Recorded information:
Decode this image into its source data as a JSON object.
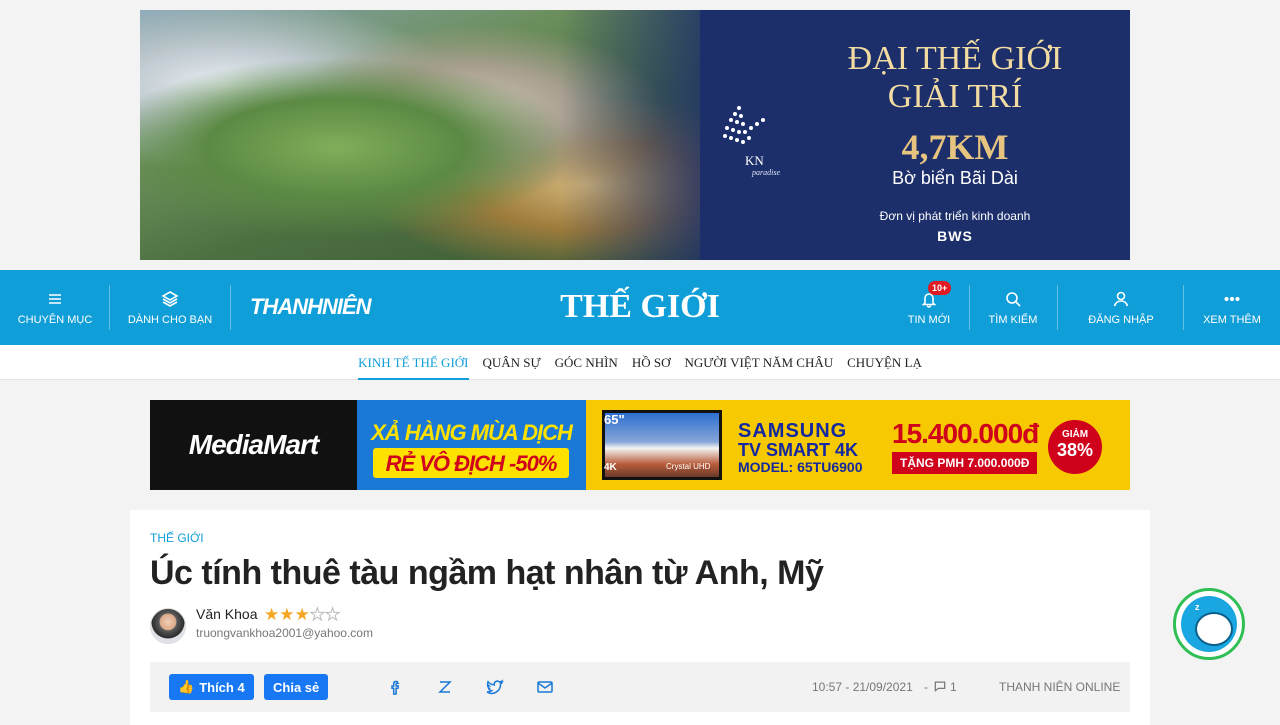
{
  "top_ad": {
    "headline": "ĐẠI THẾ GIỚI GIẢI TRÍ",
    "distance": "4,7KM",
    "beach": "Bờ biển Bãi Dài",
    "developer_label": "Đơn vị phát triển kinh doanh",
    "developer_brand": "BWS",
    "logo_name": "KN",
    "logo_sub": "paradise"
  },
  "header": {
    "menu_label": "CHUYÊN MỤC",
    "for_you_label": "DÀNH CHO BẠN",
    "brand": "THANHNIÊN",
    "section_title": "THẾ GIỚI",
    "news_label": "TIN MỚI",
    "news_badge": "10+",
    "search_label": "TÌM KIẾM",
    "login_label": "ĐĂNG NHẬP",
    "more_label": "XEM THÊM"
  },
  "subnav": {
    "items": [
      {
        "label": "KINH TẾ THẾ GIỚI",
        "active": true
      },
      {
        "label": "QUÂN SỰ"
      },
      {
        "label": "GÓC NHÌN"
      },
      {
        "label": "HỒ SƠ"
      },
      {
        "label": "NGƯỜI VIỆT NĂM CHÂU"
      },
      {
        "label": "CHUYỆN LẠ"
      }
    ]
  },
  "ad2": {
    "store": "MediaMart",
    "promo_line1": "XẢ HÀNG MÙA DỊCH",
    "promo_line2": "RẺ VÔ ĐỊCH -50%",
    "tv_size": "65\"",
    "tv_4k": "4K",
    "tv_crystal": "Crystal UHD",
    "samsung": "SAMSUNG",
    "tv_smart": "TV SMART 4K",
    "model": "MODEL: 65TU6900",
    "price": "15.400.000đ",
    "gift": "TẶNG PMH 7.000.000Đ",
    "discount_label": "GIẢM",
    "discount_value": "38%"
  },
  "article": {
    "category": "THẾ GIỚI",
    "title": "Úc tính thuê tàu ngầm hạt nhân từ Anh, Mỹ",
    "author": "Văn Khoa",
    "author_rating": 3,
    "author_rating_max": 5,
    "author_email": "truongvankhoa2001@yahoo.com",
    "like_label": "Thích 4",
    "share_label": "Chia sẻ",
    "datetime": "10:57 - 21/09/2021",
    "comments_sep": "-",
    "comments": "1",
    "source": "THANH NIÊN ONLINE"
  },
  "colors": {
    "brand_blue": "#0f9ed8",
    "facebook_blue": "#1877f2",
    "star": "#f5a623"
  }
}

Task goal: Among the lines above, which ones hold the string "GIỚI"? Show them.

Task response:
    "headline": "ĐẠI THẾ GIỚI GIẢI TRÍ",
    "section_title": "THẾ GIỚI",
        "label": "KINH TẾ THẾ GIỚI",
    "category": "THẾ GIỚI",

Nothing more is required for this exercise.